If you want to accomplish big things with your personal finances, you need to understand where you're starting at and where you want to go. Identifying what you want to accomplish is the first step to creating an action plan and succeeding. In other words, setting financial goals is critical if you want to make the most of your money and achieve what you want.
Goals are so instrumental to our success because they give us purpose and direction. They keep us motivated and moving towards where we want to be, and prevent us from getting distracted by other, short-term things that pop up in our daily lives.
But not all goals are created equal, and there's a right and a wrong way to set yours. Use these 4 tips to establish financial goals that you have a better chance of reaching and achieving:
1. Make Your Goals Tangible and Specific
When setting a goal, drill down to identify a specific milestone or accomplishment you want to work for. Don't settle for vague ideas or goals that you can't measure.You need to understand exactly what you want to achieve -- and you need to be able to recognize when you've actually made it happen.
So, instead of saying "I want to save more money," make your financial goal that involves saving money something like, "I want to create a $10,000 cash emergency fund in two years or less."
The first iteration simply had you saving money. But it didn't provide any direction or clarity. The second version, however, was a concrete idea (funding your emergency savings account ) and provided you with specific parameters (funding your emergency savings account with $10k in two years or less). Getting specific and working with tangible goals helps you understand exactly where you're going and what you need to do to get there.
2. Keep Financial Goals Realistic By Breaking Them Down
You may want to aim for the stars with your biggest financial goals, and that's great! But you also need to stay somewhere near the realm of reality; otherwise, you might find yourself discouraged and disengaged if you constantly set goals that are well beyond your ability to achieve.
It's tough to strike a balance between goals that push you to succeed, and goals that leave you feeling defeated because you finished a long way from achieving what you set out to do. Instead of setting a massive goal, like "become a millionaire by age 40," break things down into a series of bite-size goals that you can work on one after the other.
By breaking down huge goals and working toward them bit by bit, you'll create a clear road map to success -- and you'll likely stay motivated and interested in pursuing your dream as you get to celebrate accomplishing several goals at regular intervals.
3. Create Positive Goals
The financial goals you set should be positive and focused on bringing more of the good stuff into your life, rather than negatively-focused on thing that you want to eliminate or remove. Here are some examples of positive goals:
- Fully funding a Roth IRA for the year
- Increasing income by 2% by starting a side hustle
- Spending more time with family or friends engaging in free activities (like going for a walk or playing games)
Negative goals are ones that have you moving away from something that makes you feel badly instead of making progress towards a positive outcome. For example, avoid making your goal something like, "I will spend less money this month." Replace that with "I will put an extra $200 towards my savings this month."
4. Put the Focus on You

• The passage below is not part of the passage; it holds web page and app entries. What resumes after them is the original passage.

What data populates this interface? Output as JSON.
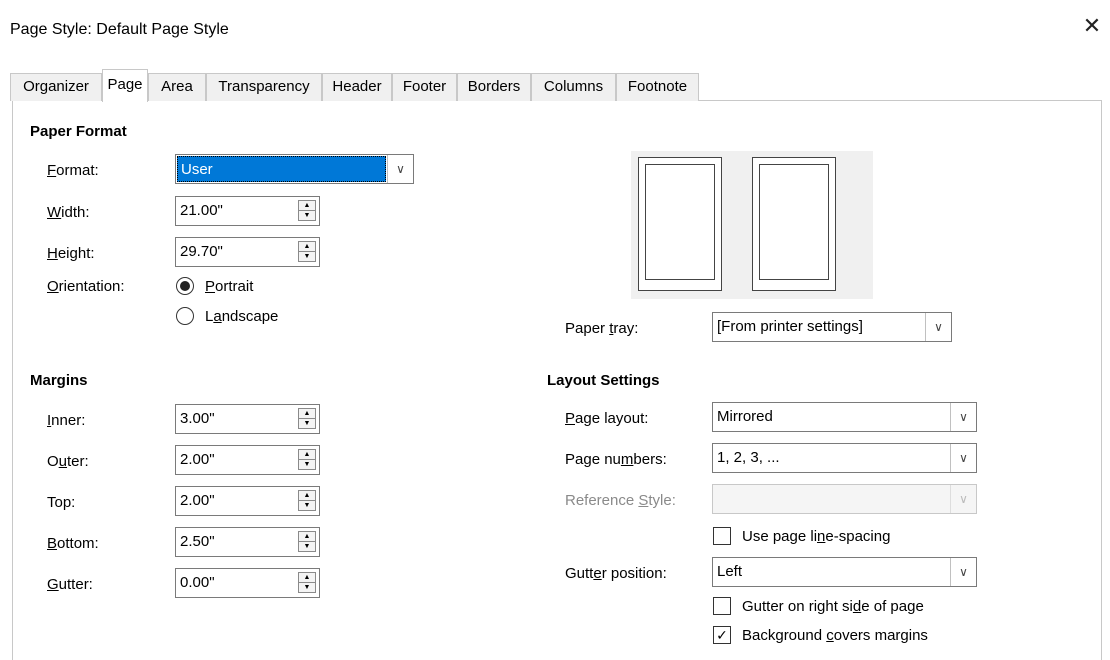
{
  "window": {
    "title": "Page Style: Default Page Style"
  },
  "tabs": [
    "Organizer",
    "Page",
    "Area",
    "Transparency",
    "Header",
    "Footer",
    "Borders",
    "Columns",
    "Footnote"
  ],
  "paper_format": {
    "heading": "Paper Format",
    "format": {
      "label": "Format:",
      "value": "User"
    },
    "width": {
      "label": "Width:",
      "value": "21.00\""
    },
    "height": {
      "label": "Height:",
      "value": "29.70\""
    },
    "orientation": {
      "label": "Orientation:",
      "portrait": "Portrait",
      "landscape": "Landscape",
      "selected": "Portrait"
    },
    "paper_tray": {
      "label": "Paper tray:",
      "value": "[From printer settings]"
    }
  },
  "margins": {
    "heading": "Margins",
    "inner": {
      "label": "Inner:",
      "value": "3.00\""
    },
    "outer": {
      "label": "Outer:",
      "value": "2.00\""
    },
    "top": {
      "label": "Top:",
      "value": "2.00\""
    },
    "bottom": {
      "label": "Bottom:",
      "value": "2.50\""
    },
    "gutter": {
      "label": "Gutter:",
      "value": "0.00\""
    }
  },
  "layout_settings": {
    "heading": "Layout Settings",
    "page_layout": {
      "label": "Page layout:",
      "value": "Mirrored"
    },
    "page_numbers": {
      "label": "Page numbers:",
      "value": "1, 2, 3, ..."
    },
    "reference_style": {
      "label": "Reference Style:",
      "value": ""
    },
    "use_page_line_spacing": {
      "label": "Use page line-spacing",
      "checked": false
    },
    "gutter_position": {
      "label": "Gutter position:",
      "value": "Left"
    },
    "gutter_right_side": {
      "label": "Gutter on right side of page",
      "checked": false
    },
    "background_covers_margins": {
      "label": "Background covers margins",
      "checked": true
    }
  },
  "icons": {
    "close": "close-icon",
    "dropdown": "chevron-down-icon",
    "spin": "spin-arrows-icon"
  }
}
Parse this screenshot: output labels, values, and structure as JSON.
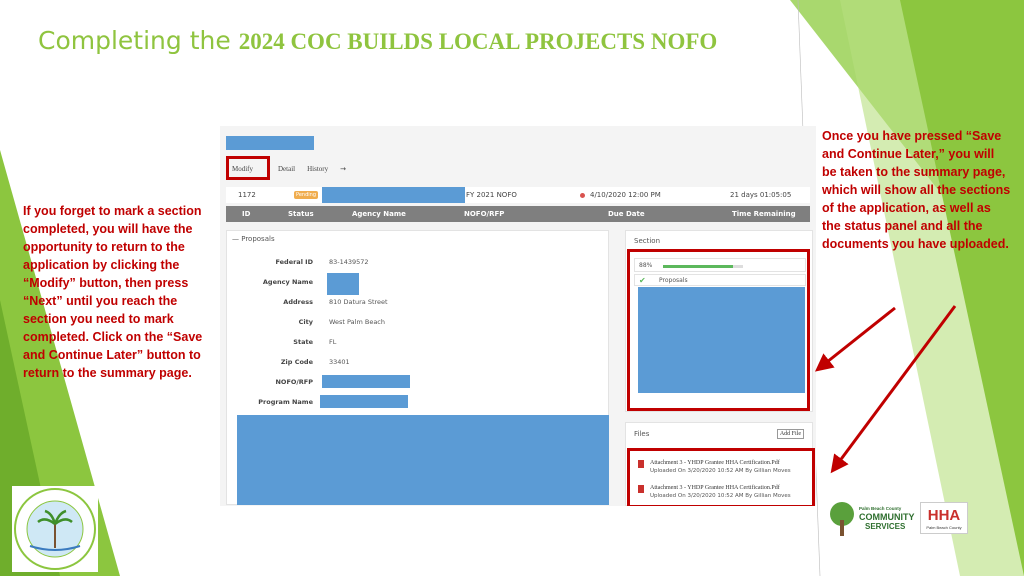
{
  "slide": {
    "title_lead": "Completing the ",
    "title_main": "2024 COC BUILDS LOCAL PROJECTS NOFO"
  },
  "notes": {
    "left": "If you forget to mark a section completed, you will have the opportunity to return to the application by clicking the “Modify” button, then press “Next” until you reach the section you need to mark completed. Click on the “Save and Continue Later” button to return to the summary page.",
    "right": "Once you have pressed “Save and Continue Later,” you will be taken to the summary page, which will show all the sections of the application, as well as the status panel and all the documents you have uploaded."
  },
  "app": {
    "tabs": [
      "Modify",
      "Detail",
      "History"
    ],
    "row": {
      "id": "1172",
      "status": "Pending",
      "nofo": "FY 2021 NOFO",
      "due_date": "4/10/2020 12:00 PM",
      "time_remaining": "21 days 01:05:05"
    },
    "columns": [
      "ID",
      "Status",
      "Agency Name",
      "NOFO/RFP",
      "Due Date",
      "Time Remaining"
    ],
    "proposals": {
      "title": "— Proposals",
      "fields": [
        {
          "label": "Federal ID",
          "value": "83-1439572"
        },
        {
          "label": "Agency Name",
          "value": ""
        },
        {
          "label": "Address",
          "value": "810 Datura Street"
        },
        {
          "label": "City",
          "value": "West Palm Beach"
        },
        {
          "label": "State",
          "value": "FL"
        },
        {
          "label": "Zip Code",
          "value": "33401"
        },
        {
          "label": "NOFO/RFP",
          "value": ""
        },
        {
          "label": "Program Name",
          "value": ""
        }
      ]
    },
    "section_panel": {
      "title": "Section",
      "progress_label": "88%",
      "progress": 0.88,
      "item": "Proposals"
    },
    "files_panel": {
      "title": "Files",
      "add_label": "Add File",
      "files": [
        {
          "name": "Attachment 3 - YHDP Grantee HHA Certification.Pdf",
          "meta": "Uploaded On 3/20/2020 10:52 AM By Gillian Moves"
        },
        {
          "name": "Attachment 3 - YHDP Grantee HHA Certification.Pdf",
          "meta": "Uploaded On 3/20/2020 10:52 AM By Gillian Moves"
        }
      ]
    }
  },
  "logos": {
    "left_text": "PALM BEACH COUNTY · FLORIDA",
    "pbc_line1": "Palm Beach County",
    "pbc_line2": "COMMUNITY",
    "pbc_line3": "SERVICES",
    "hha_main": "HHA",
    "hha_sub": "Palm Beach County"
  },
  "colors": {
    "accent_green": "#8fc43f",
    "note_red": "#c00000",
    "redacted_blue": "#5b9bd5"
  }
}
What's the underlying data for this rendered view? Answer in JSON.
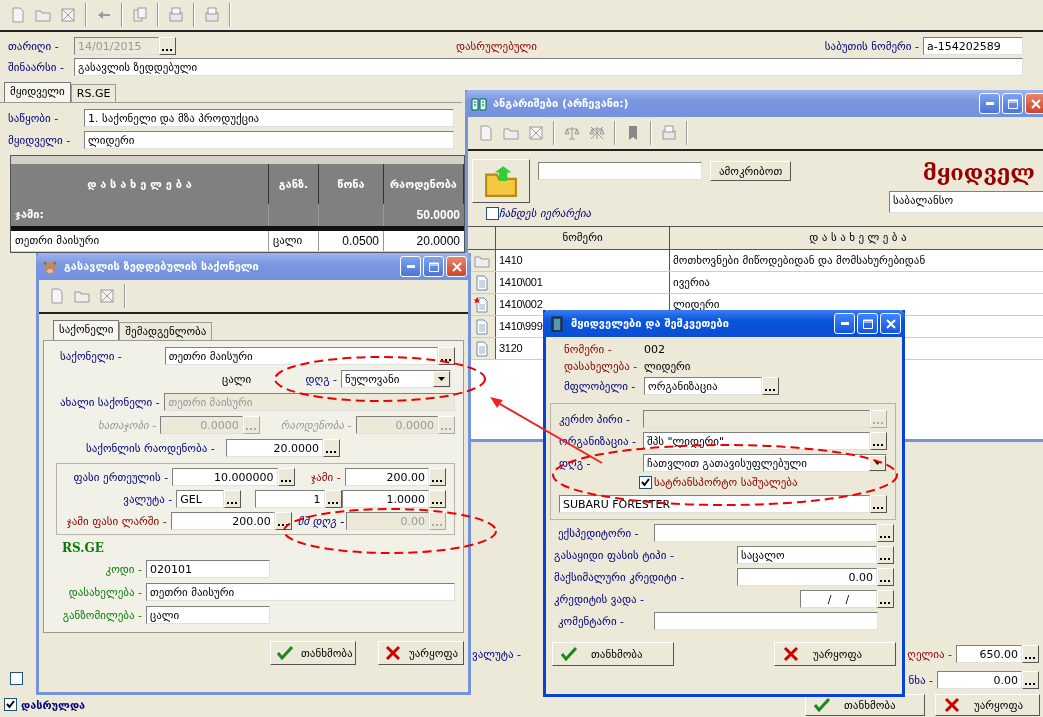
{
  "main": {
    "date": {
      "label": "თარიღი -",
      "value": "14/01/2015",
      "disabled": true
    },
    "status": "დასრულებული",
    "doc_number": {
      "label": "საბუთის ნომერი -",
      "value": "a-154202589"
    },
    "content": {
      "label": "შინაარსი -",
      "value": "გასავლის ზედდებული"
    },
    "tabs": [
      {
        "label": "მყიდველი",
        "selected": true
      },
      {
        "label": "RS.GE",
        "selected": false
      }
    ],
    "warehouse": {
      "label": "საწყობი -",
      "value": "1. საქონელი და მზა პროდუქცია"
    },
    "buyer": {
      "label": "მყიდველი -",
      "value": "ლიდერი"
    },
    "table": {
      "columns": [
        "დ ა ს ა ხ ე ლ ე ბ ა",
        "განზ.",
        "წონა",
        "რაოდენობა"
      ],
      "total": {
        "label": "ჯამი:",
        "quantity": "50.0000"
      },
      "rows": [
        {
          "name": "თეთრი მაისური",
          "unit": "ცალი",
          "weight": "0.0500",
          "quantity": "20.0000"
        }
      ]
    },
    "currency_label": "ვალუტა -",
    "totals": [
      {
        "label": "ღელია -",
        "value": "650.00"
      },
      {
        "label": "ნხა -",
        "value": "0.00"
      }
    ],
    "left_checkbox": {
      "checked": false
    },
    "finished": {
      "label": "დასრულდა",
      "checked": true
    },
    "buttons": [
      {
        "kind": "ok",
        "label": "თანხმობა"
      },
      {
        "kind": "cancel",
        "label": "უარყოფა"
      }
    ]
  },
  "accounts": {
    "title": "ანგარიშები (არჩევანი:)",
    "search_button": "ამოკრიბოთ",
    "heading": "მყიდველ",
    "hierarchy": {
      "label": "ჩანდეს იერარქია",
      "checked": false
    },
    "balance": "საბალანსო",
    "columns": [
      "ნომერი",
      "დ ა ს ა ხ ე ლ ე ბ ა"
    ],
    "rows": [
      {
        "kind": "folder",
        "number": "1410",
        "name": "მოთხოვნები მიწოდებიდან და მომსახურებიდან"
      },
      {
        "kind": "document",
        "number": "1410\\001",
        "name": "ივერია"
      },
      {
        "kind": "starred",
        "number": "1410\\002",
        "name": "ლიდერი"
      },
      {
        "kind": "document",
        "number": "1410\\999"
      },
      {
        "kind": "document",
        "number": "3120"
      }
    ]
  },
  "goods": {
    "title": "გასავლის ზედდებულის საქონელი",
    "tabs": [
      {
        "label": "საქონელი",
        "selected": true
      },
      {
        "label": "შემადგენლობა",
        "selected": false
      }
    ],
    "goods": {
      "label": "საქონელი -",
      "value": "თეთრი მაისური"
    },
    "unit": "ცალი",
    "vat": {
      "label": "დღგ -",
      "value": "ნულოვანი"
    },
    "new_goods": {
      "label": "ახალი საქონელი -",
      "value": "თეთრი მაისური",
      "disabled": true
    },
    "disabled_pair": [
      {
        "label": "ხათაჯობი -",
        "value": "0.0000",
        "disabled": true
      },
      {
        "label": "რაოდენობა -",
        "value": "0.0000",
        "disabled": true
      }
    ],
    "quantity": {
      "label": "საქონლის რაოდენობა -",
      "value": "20.0000"
    },
    "price": {
      "label": "ფასი ერთეულის -",
      "value": "10.000000"
    },
    "sum": {
      "label": "ჯამი -",
      "value": "200.00"
    },
    "currency": {
      "label": "ვალუტა -",
      "code": "GEL",
      "factor": "1",
      "rate": "1.0000"
    },
    "sum_gel": {
      "label": "ჯამი ფასი ლარში -",
      "value": "200.00"
    },
    "vat_amount": {
      "label": "მშ დღგ -",
      "value": "0.00",
      "disabled": true
    },
    "rs_heading": "RS.GE",
    "rs_fields": [
      {
        "label": "კოდი -",
        "value": "020101"
      },
      {
        "label": "დასახელება -",
        "value": "თეთრი მაისური"
      },
      {
        "label": "განზომილება -",
        "value": "ცალი"
      }
    ],
    "buttons": [
      {
        "kind": "ok",
        "label": "თანხმობა"
      },
      {
        "kind": "cancel",
        "label": "უარყოფა"
      }
    ]
  },
  "client": {
    "title": "მყიდველები და შემკვეთები",
    "number": {
      "label": "ნომერი -",
      "value": "002"
    },
    "name": {
      "label": "დასახელება -",
      "value": "ლიდერი"
    },
    "owner": {
      "label": "მფლობელი -",
      "value": "ორგანიზაცია"
    },
    "person": {
      "label": "კერძო პირი -",
      "disabled": true
    },
    "organization": {
      "label": "ორგანიზაცია -",
      "value": "შპს \"ლიდერი\""
    },
    "vat": {
      "label": "დღგ -",
      "value": "ჩათვლით გათავისუფლებული"
    },
    "vehicle": {
      "label": "სატრანსპორტო საშუალება",
      "checked": true,
      "value": "SUBARU FORESTER"
    },
    "forwarder": {
      "label": "ექსპედიტორი -"
    },
    "price_type": {
      "label": "გასაყიდი ფასის ტიპი -",
      "value": "საცალო"
    },
    "max_credit": {
      "label": "მაქსიმალური კრედიტი -",
      "value": "0.00"
    },
    "credit_term": {
      "label": "კრედიტის ვადა -",
      "value": "/    /"
    },
    "comment": {
      "label": "კომენტარი -"
    },
    "buttons": [
      {
        "kind": "ok",
        "label": "თანხმობა"
      },
      {
        "kind": "cancel",
        "label": "უარყოფა"
      }
    ]
  }
}
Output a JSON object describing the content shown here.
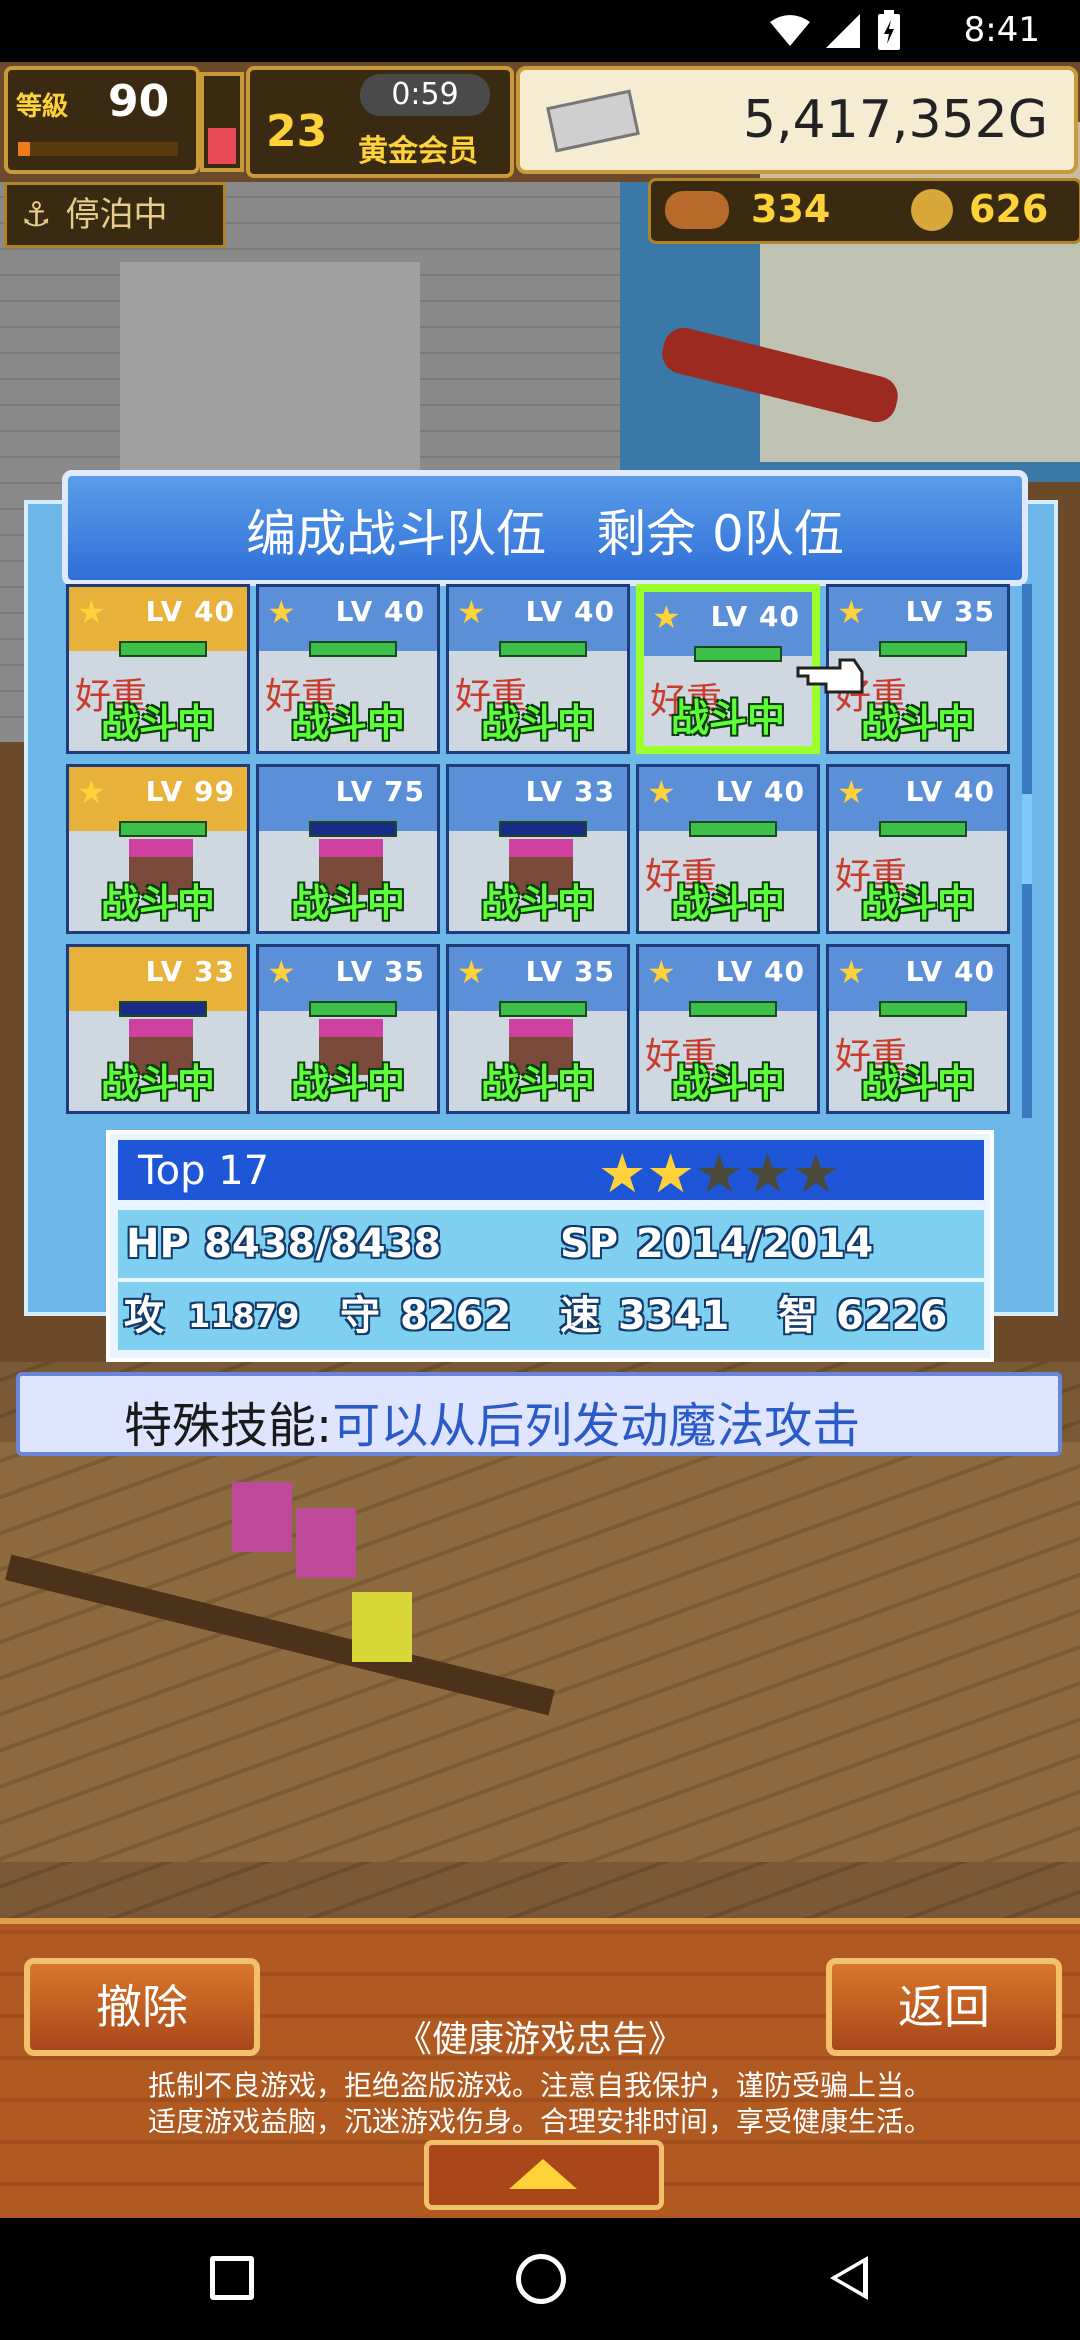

Many goals are set with good intentions -- and yet the people who created the goal still fall short of achieving it. Why? It's more likely that you'll fail to achieve a goal if you're working towards it for anyone other than yourself.
Your financial goals need to reflect who you are, what you value, and what you think is important. If you're not working towards accomplishing a goal because you want it, or because it makes you feel good, or because it puts you in a better situation, it's going to be really difficult to find success. These are your goals. They need to be all about you!
When you set goals for yourself, and not for anyone else, you can be self-motivated. No one will care about your success as much as you do -- so don't let anyone else dictate the kinds of financial goals you find important.
What financial goals are you currently working toward? How do you set new goals?